This is the tale of my M.O.C.D. Well, it’s not actually a tale, those stories are fantasies with swirling dragon tails, talking cats in little black boots, and mermaids. Oh how I wish this was about mermaids. This is an account of my near onset of Obsessive Compulsive Disorder, a manifestation directed at mayonnaise. For this is why I’m naming it Mayo Obsessive Compulsive Disorder.
Mayo, it wasn’t your fault. I forgave you years ago. If I hadn’t, nobody would have wanted to live with me, or try to make a sandwich in my kitchen.
My friend and roommate, who was studying the strange things our brains do, saw flecks of trouble in me early on. I was blinded by it, I thought everyone else was crazy. They could not understand that the knife for the butter had no business being in the mayo container. And, coincidently, the knife used to scoop mayo out of its vessel was never allowed in the butter. It’s cross-contamination and just gross. My friend pleaded with me “You eat the sandwich that has butter and mayo, why can’t you use a single knife?”
You will contaminate the mayo.
I was so animatedly convinced that the mayo would turn a ghastly green colour overnight in the fridge if a dirty knife was ever stuck inside it. My tuna on wheat for lunch and dinner would be rendered mayo-less or risk ingesting the hairy green infested mayo at my next meal. (OK, this is slightly exaggerating but that feeling of disgust you have right now after reading it? THAT is how I felt.)
I lived with her and my dear Granny. Granny needed someone around in the event she fell or could not bare to make a meal for herself. She was the first person I ever cooked for. Cooking for me back then, at 18, was a pot roast or mac’n’cheese, pasta with meat sauce, and tuna on wheat with mayo and relish. The latter being quite frequent. I didn’t worry so much about Granny mixing up the butter knife with the mayo knife, she didn’t care for it.
The debacle continued. I made more friends at school. Friends came over to study and do homework. Friends came for dinner. Friends were lectured on the appropriate use of mayo while assembling burgers.
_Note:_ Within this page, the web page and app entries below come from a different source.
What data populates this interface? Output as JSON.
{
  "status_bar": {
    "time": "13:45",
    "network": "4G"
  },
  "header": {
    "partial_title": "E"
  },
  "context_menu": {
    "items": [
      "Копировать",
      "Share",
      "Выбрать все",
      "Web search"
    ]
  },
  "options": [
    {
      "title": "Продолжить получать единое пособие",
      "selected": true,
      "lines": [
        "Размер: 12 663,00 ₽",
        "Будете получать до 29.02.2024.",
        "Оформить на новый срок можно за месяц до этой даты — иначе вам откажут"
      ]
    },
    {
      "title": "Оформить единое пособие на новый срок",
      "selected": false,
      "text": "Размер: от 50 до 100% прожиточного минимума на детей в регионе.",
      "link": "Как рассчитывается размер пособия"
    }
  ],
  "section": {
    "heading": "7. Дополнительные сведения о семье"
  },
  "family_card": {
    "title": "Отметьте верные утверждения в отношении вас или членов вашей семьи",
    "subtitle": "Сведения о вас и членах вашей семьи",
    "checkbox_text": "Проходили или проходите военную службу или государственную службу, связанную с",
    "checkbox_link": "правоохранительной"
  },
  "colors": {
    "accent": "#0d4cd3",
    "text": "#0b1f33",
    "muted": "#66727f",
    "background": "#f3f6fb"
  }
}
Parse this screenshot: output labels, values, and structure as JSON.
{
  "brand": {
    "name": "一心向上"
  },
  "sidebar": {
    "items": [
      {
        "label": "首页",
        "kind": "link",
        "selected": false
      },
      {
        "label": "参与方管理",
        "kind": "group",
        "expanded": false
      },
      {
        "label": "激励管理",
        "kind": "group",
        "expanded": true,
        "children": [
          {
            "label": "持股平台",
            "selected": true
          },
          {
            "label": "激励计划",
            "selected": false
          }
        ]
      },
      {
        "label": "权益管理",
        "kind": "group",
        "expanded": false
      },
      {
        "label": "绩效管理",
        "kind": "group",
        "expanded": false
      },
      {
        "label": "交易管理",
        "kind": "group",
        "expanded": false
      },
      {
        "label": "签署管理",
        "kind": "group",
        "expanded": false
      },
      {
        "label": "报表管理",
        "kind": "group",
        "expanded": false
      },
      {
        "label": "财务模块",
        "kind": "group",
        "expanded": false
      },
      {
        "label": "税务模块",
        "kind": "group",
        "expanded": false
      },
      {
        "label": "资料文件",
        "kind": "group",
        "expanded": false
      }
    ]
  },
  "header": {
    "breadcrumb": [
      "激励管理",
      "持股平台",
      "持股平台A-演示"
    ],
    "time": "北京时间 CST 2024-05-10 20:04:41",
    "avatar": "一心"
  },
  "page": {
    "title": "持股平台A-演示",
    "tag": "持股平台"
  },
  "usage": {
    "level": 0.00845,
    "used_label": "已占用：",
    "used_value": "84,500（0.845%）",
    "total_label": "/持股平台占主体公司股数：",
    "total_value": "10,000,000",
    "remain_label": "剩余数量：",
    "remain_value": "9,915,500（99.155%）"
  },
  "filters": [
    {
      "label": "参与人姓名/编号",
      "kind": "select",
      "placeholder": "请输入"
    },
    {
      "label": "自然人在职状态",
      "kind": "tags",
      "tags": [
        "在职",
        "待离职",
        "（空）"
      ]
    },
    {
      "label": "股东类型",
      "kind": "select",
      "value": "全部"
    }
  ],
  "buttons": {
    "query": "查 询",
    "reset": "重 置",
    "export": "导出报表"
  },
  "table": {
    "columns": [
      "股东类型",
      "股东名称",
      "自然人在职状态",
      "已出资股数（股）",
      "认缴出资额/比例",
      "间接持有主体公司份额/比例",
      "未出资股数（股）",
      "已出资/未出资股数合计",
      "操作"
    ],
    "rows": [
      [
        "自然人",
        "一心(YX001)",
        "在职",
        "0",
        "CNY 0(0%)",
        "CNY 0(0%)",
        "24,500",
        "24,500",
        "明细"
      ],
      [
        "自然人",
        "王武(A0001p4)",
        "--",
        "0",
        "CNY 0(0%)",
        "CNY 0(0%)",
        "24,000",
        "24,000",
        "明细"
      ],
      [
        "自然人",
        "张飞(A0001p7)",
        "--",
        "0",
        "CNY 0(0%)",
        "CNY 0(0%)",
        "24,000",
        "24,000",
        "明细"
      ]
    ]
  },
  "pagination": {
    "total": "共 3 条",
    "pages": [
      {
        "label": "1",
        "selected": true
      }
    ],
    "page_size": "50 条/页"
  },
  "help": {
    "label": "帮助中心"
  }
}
Friends were amused. I was not.
Winter came hard and fast, typical of Canadian weather. My birthday often coincided with the coming of the tenth circle of winter hell. I was born in a blizzard. My roommate and one of our friends had a gift for me. I remember a narrow long present, I unwrapped it and was perplexed. It was two butter knives welded together at their butts. Ninja butter knife? I stood with a blank stare on my face, head cocked to the side like a puppy wondering when you’re going to drop the ball.
“It’s a butter and mayo knife!”
I realized how insanely funny they thought I was. I went with it, I even used it for a while. It’s lost now, unless it’s hiding in one of the bins in the garage that I refuse to throw away.
And what about other contaminants? I get equally squirrely about cleaning up the chopping board and knife before, during and after preparing dinner. There is a sensible motivation behind it now. There are small children in our home and their veggies are not chopped in same place or with the same knife as the chicken breasts or beef steaks. It’s OCD isn’t it?